Time spent in discovery defines not only what is being built, but offers answers that drive what the product will look like, the functionality needed, and priorities, timelines, and even costs associated with development.

To get to that point, however, the project team and stakeholders need to step through several activities that will clarify the answers to key questions. Understanding those questions upfront will eliminate going down unproductive paths later in the project, or exploring features and functionality that don’t apply to your audience.

Not all activities that can be part of discovery are part of every project. But this phase can include any of the following, as long as they lead to a workable definition of the project’s needs:

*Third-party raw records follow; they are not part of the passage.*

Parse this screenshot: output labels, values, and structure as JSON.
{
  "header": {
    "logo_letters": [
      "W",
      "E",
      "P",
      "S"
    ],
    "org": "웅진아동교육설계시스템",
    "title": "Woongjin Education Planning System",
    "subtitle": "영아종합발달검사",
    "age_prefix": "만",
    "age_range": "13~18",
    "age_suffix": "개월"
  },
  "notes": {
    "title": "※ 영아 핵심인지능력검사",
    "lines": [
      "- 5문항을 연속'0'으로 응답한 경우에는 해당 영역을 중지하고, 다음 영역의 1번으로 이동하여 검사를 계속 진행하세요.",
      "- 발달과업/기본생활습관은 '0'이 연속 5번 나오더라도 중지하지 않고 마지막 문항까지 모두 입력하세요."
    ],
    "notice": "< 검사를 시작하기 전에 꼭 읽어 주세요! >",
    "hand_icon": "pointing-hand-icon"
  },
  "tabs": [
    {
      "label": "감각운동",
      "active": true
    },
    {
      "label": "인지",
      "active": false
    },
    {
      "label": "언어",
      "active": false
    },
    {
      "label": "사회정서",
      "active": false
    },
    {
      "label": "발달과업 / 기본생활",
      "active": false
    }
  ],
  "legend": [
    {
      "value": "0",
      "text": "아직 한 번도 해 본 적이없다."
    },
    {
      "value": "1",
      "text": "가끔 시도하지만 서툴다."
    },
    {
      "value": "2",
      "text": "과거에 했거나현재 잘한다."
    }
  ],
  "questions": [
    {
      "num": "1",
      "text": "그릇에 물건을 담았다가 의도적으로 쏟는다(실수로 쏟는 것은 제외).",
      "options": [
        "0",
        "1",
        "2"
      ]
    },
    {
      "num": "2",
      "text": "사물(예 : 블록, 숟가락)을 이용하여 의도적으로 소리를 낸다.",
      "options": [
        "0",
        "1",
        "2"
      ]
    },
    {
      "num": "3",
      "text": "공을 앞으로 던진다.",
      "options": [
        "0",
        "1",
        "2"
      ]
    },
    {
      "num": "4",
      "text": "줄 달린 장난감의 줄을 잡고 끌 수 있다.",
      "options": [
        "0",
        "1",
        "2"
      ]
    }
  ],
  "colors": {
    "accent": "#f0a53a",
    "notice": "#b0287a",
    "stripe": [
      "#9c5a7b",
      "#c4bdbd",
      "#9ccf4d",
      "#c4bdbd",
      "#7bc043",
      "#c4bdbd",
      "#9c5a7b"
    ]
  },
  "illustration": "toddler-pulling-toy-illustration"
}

  • Review of existing architecture and legacy code
  • User definition, user research, and user behaviors
  • Associated research, both external and any internal documentation
  • Wireframing and mock-ups of the application interface
  • Analysis of the market and need
  • Brainstorming of features, functionality, and use cases
  • Stakeholder interviews
  • Competitive analysis

The purpose of these activities is to answer questions that are important to developing the deliverables for this phase of the project:

  • Who is the software for?
  • When will they need it?
  • How and when will they use it?
  • Where will it be implemented and what platforms will it run on?
  • Does the project have competition? Who, and what do they do?
  • Is there a hard deadline?
  • What does project success look like?
  • What is the scope of the project?
  • What security is needed? Will there be a login?

Discovery Phase Deliverables

Once discovery is complete, you’ll have your plan to move forward. That doesn’t mean that the project can’t evolve and change during development. But discovery gives you the solid foundation to make changes from, instead of up-ending the entire product when the market changes or new customer demands come to light.

Much like the discoveries activities, the deliverables will be defined by what the project needs. But generally speaking, this phase will result in several of the following:

  • A solution vision document: A concise description of what the project purpose is and what it’s meant to accomplish.
  • Requirements: Your requirements could take a number of forms, including functionality requirements, use cases, epics, and user stories.
  • Architectural design: These plans may include database, integration requirements, systems, dependencies, and so forth.
  • User interface design: This may include wireframes and mockups, brand guidelines, or a user dictionary.
  • Risk assessment: A risk assessment could include the impacts of competitors, delays in release, or dependencies on other systems or resources.
  • Release plan: With an agile project, a release plan defines what the sprints will look like and reflects the initial priorities defined for release.
  • Prototype or proof of concept: Discovery may include an MVP or a proof of concept, offering a quick version of the solution to illustrate its viability.
  • Cost estimates: With a good idea of the solution’s requirements, a cost estimate can be created that is far more accurate than one done without a discovery, reducing the chance of surprises.